• [Work instructions]
An exact reproduction of the entries is needed. Keep all pictures out of it.

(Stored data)
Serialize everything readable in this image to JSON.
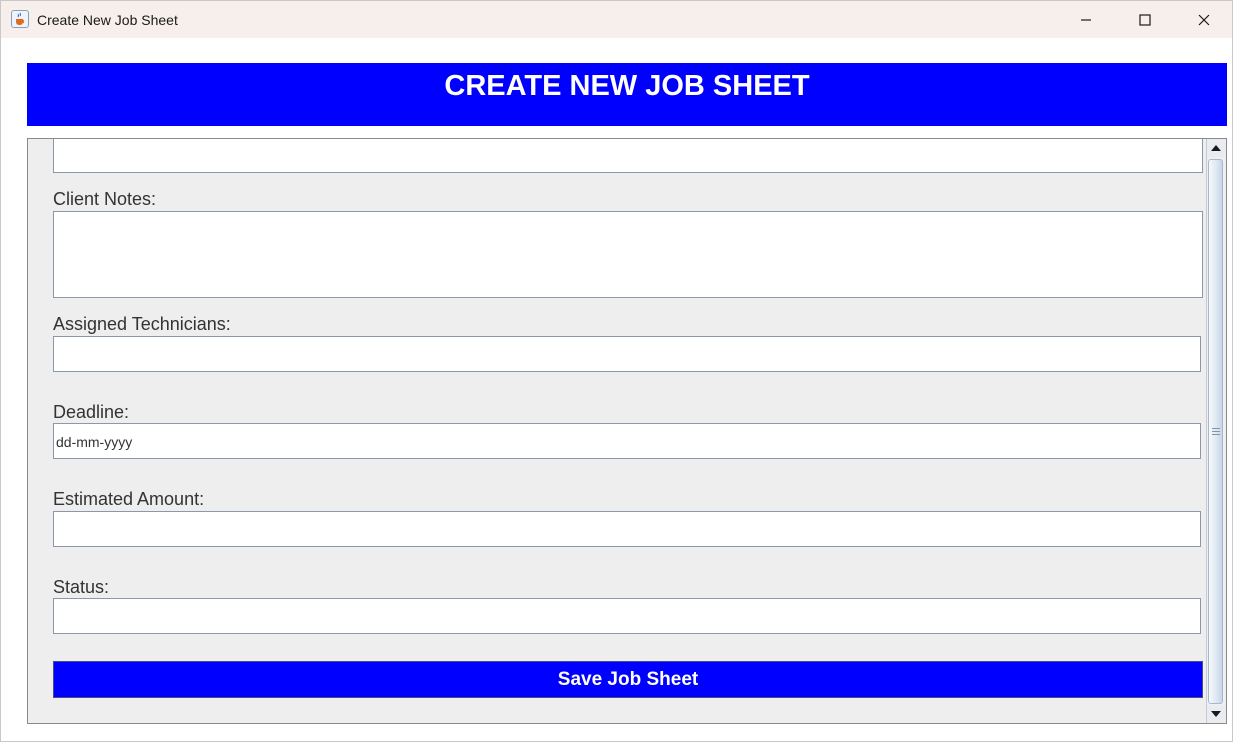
{
  "window": {
    "title": "Create New Job Sheet",
    "icon": "java-cup-icon",
    "controls": [
      "minimize-icon",
      "maximize-icon",
      "close-icon"
    ]
  },
  "header": {
    "title": "CREATE NEW JOB SHEET",
    "background": "#0000ff",
    "text_color": "#ffffff"
  },
  "form": {
    "client_notes": {
      "label": "Client Notes:",
      "value": ""
    },
    "assigned_technicians": {
      "label": "Assigned Technicians:",
      "value": ""
    },
    "deadline": {
      "label": "Deadline:",
      "value": "dd-mm-yyyy"
    },
    "estimated_amount": {
      "label": "Estimated Amount:",
      "value": ""
    },
    "status": {
      "label": "Status:",
      "value": ""
    }
  },
  "save_button": {
    "label": "Save Job Sheet",
    "background": "#0000ff"
  }
}
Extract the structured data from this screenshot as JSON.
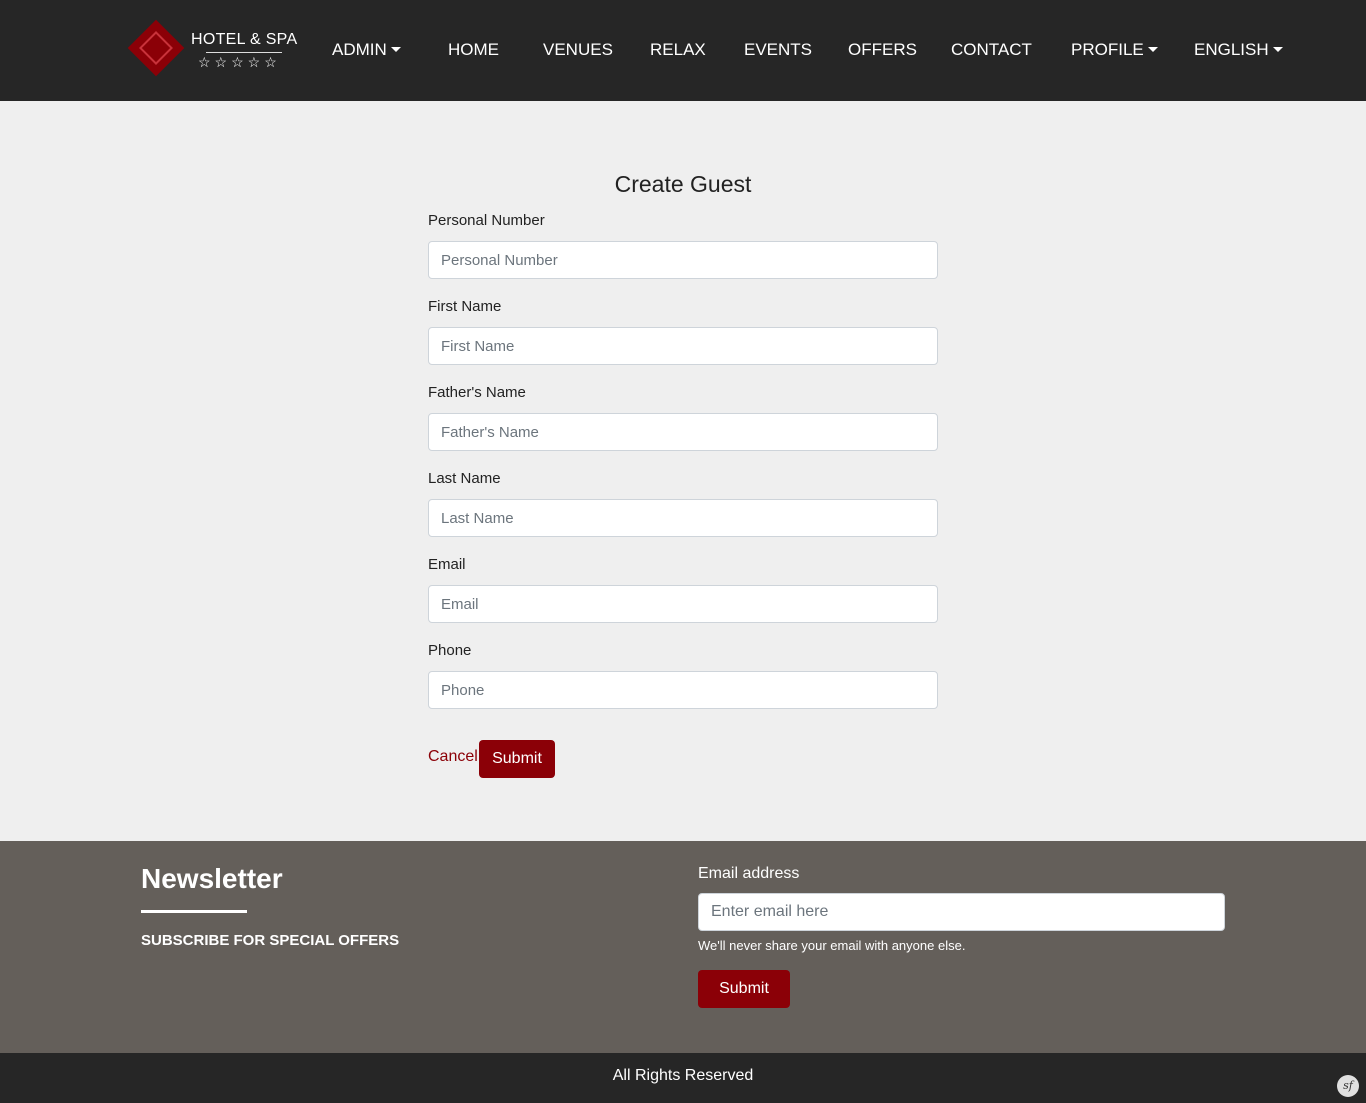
{
  "header": {
    "logo": {
      "text": "HOTEL & SPA",
      "stars": "☆☆☆☆☆"
    },
    "nav": [
      {
        "label": "ADMIN",
        "dropdown": true
      },
      {
        "label": "HOME",
        "dropdown": false
      },
      {
        "label": "VENUES",
        "dropdown": false
      },
      {
        "label": "RELAX",
        "dropdown": false
      },
      {
        "label": "EVENTS",
        "dropdown": false
      },
      {
        "label": "OFFERS",
        "dropdown": false
      },
      {
        "label": "CONTACT",
        "dropdown": false
      },
      {
        "label": "PROFILE",
        "dropdown": true
      },
      {
        "label": "ENGLISH",
        "dropdown": true
      }
    ]
  },
  "form": {
    "title": "Create Guest",
    "fields": [
      {
        "label": "Personal Number",
        "placeholder": "Personal Number",
        "value": ""
      },
      {
        "label": "First Name",
        "placeholder": "First Name",
        "value": ""
      },
      {
        "label": "Father's Name",
        "placeholder": "Father's Name",
        "value": ""
      },
      {
        "label": "Last Name",
        "placeholder": "Last Name",
        "value": ""
      },
      {
        "label": "Email",
        "placeholder": "Email",
        "value": ""
      },
      {
        "label": "Phone",
        "placeholder": "Phone",
        "value": ""
      }
    ],
    "cancel_label": "Cancel",
    "submit_label": "Submit"
  },
  "newsletter": {
    "title": "Newsletter",
    "subtitle": "SUBSCRIBE FOR SPECIAL OFFERS",
    "email_label": "Email address",
    "email_placeholder": "Enter email here",
    "help_text": "We'll never share your email with anyone else.",
    "submit_label": "Submit"
  },
  "footer": {
    "text": "All Rights Reserved",
    "debug_icon_glyph": "sf"
  },
  "colors": {
    "accent": "#8b0007",
    "navbar": "#262626",
    "newsletter_bg": "#645f5a",
    "page_bg": "#efefef"
  }
}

• [Expected output]
Serialize everything readable in this image to JSON.
{
  "window": {
    "title": "Create New Job Sheet",
    "icon": "java-cup-icon",
    "controls": [
      "minimize-icon",
      "maximize-icon",
      "close-icon"
    ]
  },
  "header": {
    "title": "CREATE NEW JOB SHEET",
    "background": "#0000ff",
    "text_color": "#ffffff"
  },
  "form": {
    "client_notes": {
      "label": "Client Notes:",
      "value": ""
    },
    "assigned_technicians": {
      "label": "Assigned Technicians:",
      "value": ""
    },
    "deadline": {
      "label": "Deadline:",
      "value": "dd-mm-yyyy"
    },
    "estimated_amount": {
      "label": "Estimated Amount:",
      "value": ""
    },
    "status": {
      "label": "Status:",
      "value": ""
    }
  },
  "save_button": {
    "label": "Save Job Sheet",
    "background": "#0000ff"
  }
}
Extract the structured data from this screenshot as JSON.
{
  "header": {
    "logo": {
      "text": "HOTEL & SPA",
      "stars": "☆☆☆☆☆"
    },
    "nav": [
      {
        "label": "ADMIN",
        "dropdown": true
      },
      {
        "label": "HOME",
        "dropdown": false
      },
      {
        "label": "VENUES",
        "dropdown": false
      },
      {
        "label": "RELAX",
        "dropdown": false
      },
      {
        "label": "EVENTS",
        "dropdown": false
      },
      {
        "label": "OFFERS",
        "dropdown": false
      },
      {
        "label": "CONTACT",
        "dropdown": false
      },
      {
        "label": "PROFILE",
        "dropdown": true
      },
      {
        "label": "ENGLISH",
        "dropdown": true
      }
    ]
  },
  "form": {
    "title": "Create Guest",
    "fields": [
      {
        "label": "Personal Number",
        "placeholder": "Personal Number",
        "value": ""
      },
      {
        "label": "First Name",
        "placeholder": "First Name",
        "value": ""
      },
      {
        "label": "Father's Name",
        "placeholder": "Father's Name",
        "value": ""
      },
      {
        "label": "Last Name",
        "placeholder": "Last Name",
        "value": ""
      },
      {
        "label": "Email",
        "placeholder": "Email",
        "value": ""
      },
      {
        "label": "Phone",
        "placeholder": "Phone",
        "value": ""
      }
    ],
    "cancel_label": "Cancel",
    "submit_label": "Submit"
  },
  "newsletter": {
    "title": "Newsletter",
    "subtitle": "SUBSCRIBE FOR SPECIAL OFFERS",
    "email_label": "Email address",
    "email_placeholder": "Enter email here",
    "help_text": "We'll never share your email with anyone else.",
    "submit_label": "Submit"
  },
  "footer": {
    "text": "All Rights Reserved",
    "debug_icon_glyph": "sf"
  },
  "colors": {
    "accent": "#8b0007",
    "navbar": "#262626",
    "newsletter_bg": "#645f5a",
    "page_bg": "#efefef"
  }
}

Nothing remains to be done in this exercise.